Running Out of Time: The Reduction of Women's Work Burden in Agricultural Production
Direct Link to Full 46-Page 2015 FAO Publication: http://www.fao.org/3/a-i4741e.pdf
Based on a broad literature review, this publication discusses rural women’s time poverty in agriculture, elaborates on its possible causes and implications and provides insight into the various types of constraints that affect the adoption of solutions for reducing work burden. This paper raises questions about the adequacy of women’s access to technologies, services and infrastructure and about the control women have over their time, given their major contributions to agriculture. It also looks into the available labour-saving technologies, practices and services that can support women to better address the demands derived from the domestic and productive spheres and improve their well-being. The reader is presented with an overview of successfully-tested technologies, services and resource management practices in the context of water, energy, information and communication. The findings elaborated in this paper feed a set of recommendations provided for policy makers and development partners. A gender-transformative approach at community and household level is suggested as a way forward to promote women’s increased control over the allocation of their time.
Family farms represent up to 80 percent of all farm holdings in developing countries (FAO, 2014a). The majority of these are small or medium-size farms ranging from 1 to a maximum of 5 hectares.1 Most of them rely primarily on family members for labour and management, and produce essentially for their own consumption, with some surplus for the market. Women make an important contribution to family-run economic activities and represent an average of 43 percent of the agricultural workforce worldwide (FAO, 2011b).
Among smallholders (small-scale farmers, pastoralists, forest keepers and fishers), men and women have diverse and often complementary roles related to household food provision. Women play an essential role in food and nutrition security through their responsibilities in provision and preparation of food consumed in the home. However, research indicates that in comparison with men, they often bear a disproportionate work burden (see Table 1 for an example of time distribution within a day).
Rural women’s long working hours correlate to a triple work burden in the productive, reproductive and social spheres, and in contrast to men their work is mostly unpaid and unrecognized. This work overload restricts women’s well-being and their engagement in activities of value, including remunerative activities. Surveys from 45 developing countries show that women and children bear the primary responsibility for water collection in the vast majority of households (76 percent). This is time not spent working at an income-generating job, caring for family members, or attending school.
Over the last decades, attempts have been made to assess women’s time use in agriculture using data collected through household surveys, but this information is often very patchy and difficult to aggregate at the country level. In addition, several internationally comparable indices such as the Women’s Empowerment in Agriculture Index measure women’s time burden as an indicator of empowerment. Unfortunately, this index is presently only available for a mere 16 country cases.
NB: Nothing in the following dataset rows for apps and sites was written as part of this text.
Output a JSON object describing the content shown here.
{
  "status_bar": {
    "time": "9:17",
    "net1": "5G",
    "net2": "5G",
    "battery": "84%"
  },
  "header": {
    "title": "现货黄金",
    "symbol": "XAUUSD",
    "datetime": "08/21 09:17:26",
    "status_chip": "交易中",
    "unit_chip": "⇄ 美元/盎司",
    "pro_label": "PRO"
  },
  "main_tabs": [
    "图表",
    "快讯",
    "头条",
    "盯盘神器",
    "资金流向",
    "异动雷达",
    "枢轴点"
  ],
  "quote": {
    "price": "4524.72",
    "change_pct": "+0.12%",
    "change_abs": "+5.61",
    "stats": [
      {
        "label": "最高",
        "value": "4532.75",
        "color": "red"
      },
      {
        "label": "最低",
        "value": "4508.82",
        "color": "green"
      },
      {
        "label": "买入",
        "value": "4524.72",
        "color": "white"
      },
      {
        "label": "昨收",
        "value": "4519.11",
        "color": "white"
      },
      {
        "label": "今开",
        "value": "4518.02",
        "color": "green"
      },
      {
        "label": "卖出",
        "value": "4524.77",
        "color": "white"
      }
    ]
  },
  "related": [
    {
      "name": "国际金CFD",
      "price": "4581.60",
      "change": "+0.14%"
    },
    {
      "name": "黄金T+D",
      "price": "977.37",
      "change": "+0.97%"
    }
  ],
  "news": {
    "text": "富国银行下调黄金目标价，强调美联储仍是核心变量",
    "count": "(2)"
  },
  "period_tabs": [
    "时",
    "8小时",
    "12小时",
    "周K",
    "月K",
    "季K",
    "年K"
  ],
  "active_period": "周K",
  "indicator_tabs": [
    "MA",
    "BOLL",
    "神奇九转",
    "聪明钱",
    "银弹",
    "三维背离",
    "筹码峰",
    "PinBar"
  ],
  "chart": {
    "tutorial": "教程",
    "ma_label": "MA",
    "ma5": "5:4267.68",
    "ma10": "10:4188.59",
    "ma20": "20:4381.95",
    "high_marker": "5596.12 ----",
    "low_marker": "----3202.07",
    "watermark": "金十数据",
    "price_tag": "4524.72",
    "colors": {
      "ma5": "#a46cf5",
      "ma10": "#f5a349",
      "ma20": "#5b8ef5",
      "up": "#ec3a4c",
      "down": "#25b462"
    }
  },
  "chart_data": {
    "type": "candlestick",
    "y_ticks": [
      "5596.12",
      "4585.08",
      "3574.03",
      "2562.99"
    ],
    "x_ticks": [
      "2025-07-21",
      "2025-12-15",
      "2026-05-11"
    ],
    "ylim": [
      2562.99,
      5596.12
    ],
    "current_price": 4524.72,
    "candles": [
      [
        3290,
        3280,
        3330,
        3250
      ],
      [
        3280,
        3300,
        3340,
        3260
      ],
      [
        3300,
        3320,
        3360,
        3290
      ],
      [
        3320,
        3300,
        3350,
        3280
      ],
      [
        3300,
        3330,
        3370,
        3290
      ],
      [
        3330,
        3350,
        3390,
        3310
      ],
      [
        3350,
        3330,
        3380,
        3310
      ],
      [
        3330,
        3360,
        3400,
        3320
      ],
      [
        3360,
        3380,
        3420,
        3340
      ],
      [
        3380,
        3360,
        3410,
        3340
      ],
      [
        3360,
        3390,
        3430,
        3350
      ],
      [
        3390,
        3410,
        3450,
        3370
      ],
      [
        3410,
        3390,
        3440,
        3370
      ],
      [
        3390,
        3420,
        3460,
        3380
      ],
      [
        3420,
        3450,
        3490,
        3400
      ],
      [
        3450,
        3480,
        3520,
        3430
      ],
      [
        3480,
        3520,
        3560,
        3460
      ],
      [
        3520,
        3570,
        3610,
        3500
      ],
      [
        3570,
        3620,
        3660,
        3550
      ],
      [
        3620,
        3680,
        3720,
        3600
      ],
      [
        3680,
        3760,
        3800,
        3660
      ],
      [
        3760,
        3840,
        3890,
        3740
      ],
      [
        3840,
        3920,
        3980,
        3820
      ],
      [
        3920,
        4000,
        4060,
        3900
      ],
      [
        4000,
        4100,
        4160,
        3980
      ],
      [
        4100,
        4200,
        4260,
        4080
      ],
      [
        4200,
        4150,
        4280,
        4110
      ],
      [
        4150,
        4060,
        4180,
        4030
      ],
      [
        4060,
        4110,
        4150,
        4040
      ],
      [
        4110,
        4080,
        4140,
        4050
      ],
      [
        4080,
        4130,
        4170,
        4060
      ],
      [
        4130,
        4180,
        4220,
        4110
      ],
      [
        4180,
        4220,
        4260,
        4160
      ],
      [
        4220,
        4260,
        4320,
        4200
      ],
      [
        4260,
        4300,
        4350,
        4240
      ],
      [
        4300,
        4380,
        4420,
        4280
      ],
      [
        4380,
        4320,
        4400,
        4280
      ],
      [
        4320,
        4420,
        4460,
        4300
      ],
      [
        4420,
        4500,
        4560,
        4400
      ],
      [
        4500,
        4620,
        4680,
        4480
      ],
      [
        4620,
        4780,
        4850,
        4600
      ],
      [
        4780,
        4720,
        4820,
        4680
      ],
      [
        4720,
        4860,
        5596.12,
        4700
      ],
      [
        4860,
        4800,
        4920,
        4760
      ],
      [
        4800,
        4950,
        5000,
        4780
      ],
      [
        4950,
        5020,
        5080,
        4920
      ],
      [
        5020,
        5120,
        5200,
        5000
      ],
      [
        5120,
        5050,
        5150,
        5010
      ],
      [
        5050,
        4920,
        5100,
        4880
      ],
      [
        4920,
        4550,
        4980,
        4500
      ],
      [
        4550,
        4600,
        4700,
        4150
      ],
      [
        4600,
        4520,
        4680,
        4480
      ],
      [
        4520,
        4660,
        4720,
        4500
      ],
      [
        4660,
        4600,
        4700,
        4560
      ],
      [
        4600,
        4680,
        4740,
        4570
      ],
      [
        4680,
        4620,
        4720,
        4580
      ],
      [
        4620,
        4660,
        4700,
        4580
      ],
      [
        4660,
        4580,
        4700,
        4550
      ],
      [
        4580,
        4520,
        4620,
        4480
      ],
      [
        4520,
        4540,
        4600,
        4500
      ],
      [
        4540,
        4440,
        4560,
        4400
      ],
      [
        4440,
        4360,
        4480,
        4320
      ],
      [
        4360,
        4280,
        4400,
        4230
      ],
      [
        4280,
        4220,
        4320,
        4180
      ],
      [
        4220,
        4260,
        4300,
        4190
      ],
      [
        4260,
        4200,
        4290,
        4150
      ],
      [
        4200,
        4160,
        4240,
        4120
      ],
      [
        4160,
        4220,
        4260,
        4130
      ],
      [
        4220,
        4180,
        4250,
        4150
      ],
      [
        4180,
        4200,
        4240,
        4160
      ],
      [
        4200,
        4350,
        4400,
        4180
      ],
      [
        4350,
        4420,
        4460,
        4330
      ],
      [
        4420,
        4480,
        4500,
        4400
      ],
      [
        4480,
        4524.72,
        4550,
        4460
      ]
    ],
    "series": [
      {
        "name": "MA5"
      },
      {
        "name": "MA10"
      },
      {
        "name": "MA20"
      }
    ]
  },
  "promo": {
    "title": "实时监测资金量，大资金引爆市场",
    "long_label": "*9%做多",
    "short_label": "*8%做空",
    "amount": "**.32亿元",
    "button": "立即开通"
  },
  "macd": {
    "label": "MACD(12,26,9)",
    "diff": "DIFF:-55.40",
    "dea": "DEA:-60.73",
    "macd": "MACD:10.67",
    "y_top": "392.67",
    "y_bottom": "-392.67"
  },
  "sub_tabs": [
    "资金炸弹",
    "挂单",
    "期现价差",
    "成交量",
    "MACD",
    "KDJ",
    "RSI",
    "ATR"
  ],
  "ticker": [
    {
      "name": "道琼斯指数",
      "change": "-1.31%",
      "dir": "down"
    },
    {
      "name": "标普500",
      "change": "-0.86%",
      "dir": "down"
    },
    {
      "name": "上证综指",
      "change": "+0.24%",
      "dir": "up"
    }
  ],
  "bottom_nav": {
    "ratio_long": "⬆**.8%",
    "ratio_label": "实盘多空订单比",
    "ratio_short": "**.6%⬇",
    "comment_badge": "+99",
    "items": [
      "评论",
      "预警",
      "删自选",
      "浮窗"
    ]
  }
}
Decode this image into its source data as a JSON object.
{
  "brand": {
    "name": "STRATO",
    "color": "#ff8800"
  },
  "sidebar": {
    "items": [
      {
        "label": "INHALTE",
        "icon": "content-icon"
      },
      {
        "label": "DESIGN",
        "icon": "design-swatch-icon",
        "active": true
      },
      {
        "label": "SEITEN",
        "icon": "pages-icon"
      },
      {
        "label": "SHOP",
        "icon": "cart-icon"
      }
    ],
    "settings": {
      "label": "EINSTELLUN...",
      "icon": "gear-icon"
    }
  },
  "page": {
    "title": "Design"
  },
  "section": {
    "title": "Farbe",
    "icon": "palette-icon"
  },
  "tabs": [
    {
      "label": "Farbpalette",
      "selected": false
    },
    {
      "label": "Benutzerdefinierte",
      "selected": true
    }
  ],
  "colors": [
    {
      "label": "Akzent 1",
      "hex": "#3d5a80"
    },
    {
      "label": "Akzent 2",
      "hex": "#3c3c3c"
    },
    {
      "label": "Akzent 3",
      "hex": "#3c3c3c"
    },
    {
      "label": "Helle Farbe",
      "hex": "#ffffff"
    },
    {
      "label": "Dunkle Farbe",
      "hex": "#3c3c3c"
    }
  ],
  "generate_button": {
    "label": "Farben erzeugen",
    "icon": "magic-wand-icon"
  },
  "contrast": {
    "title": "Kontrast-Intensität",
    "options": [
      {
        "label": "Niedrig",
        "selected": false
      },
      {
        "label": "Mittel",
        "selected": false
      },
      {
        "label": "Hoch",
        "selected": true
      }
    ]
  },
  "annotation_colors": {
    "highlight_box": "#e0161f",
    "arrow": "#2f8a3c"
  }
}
Since the 1980s, research and investment has focused on promoting and introducing technology, services and infrastructure solutions to reduce the care and productive work burden of rural women. When specifically tailored to women’s needs these technologies can be effective, but there are important hurdles to their adoption, as explored in this paper.
The number of women farmers feeding their households, communities, countries, and regions is increasingly on the rise (Caselli-Mechael, 2014). Yet, women’s access to and control over resources and work burden is still not adequately addressed, despite ample evidence that better access for women tends to lead to higher agricultural yields and food and nutrition security (FAO, 2011b). This paper argues that there are no “quick fixes”, such as the mere introduction and diffusion of technology with labour-saving potential. The issues surrounding the lack of access to and adoption of technology are context-specific and complex. Social norms and behaviour need to be targeted for change to take place and for greater equality to be achieved between men and women in relation to time availability and choice.
Yet, labour-saving technologies and related services can contribute to freeing up women’s time and improve their quality of life, enabling them to engage in activities of their own choice, whether for the home or remunerative nature.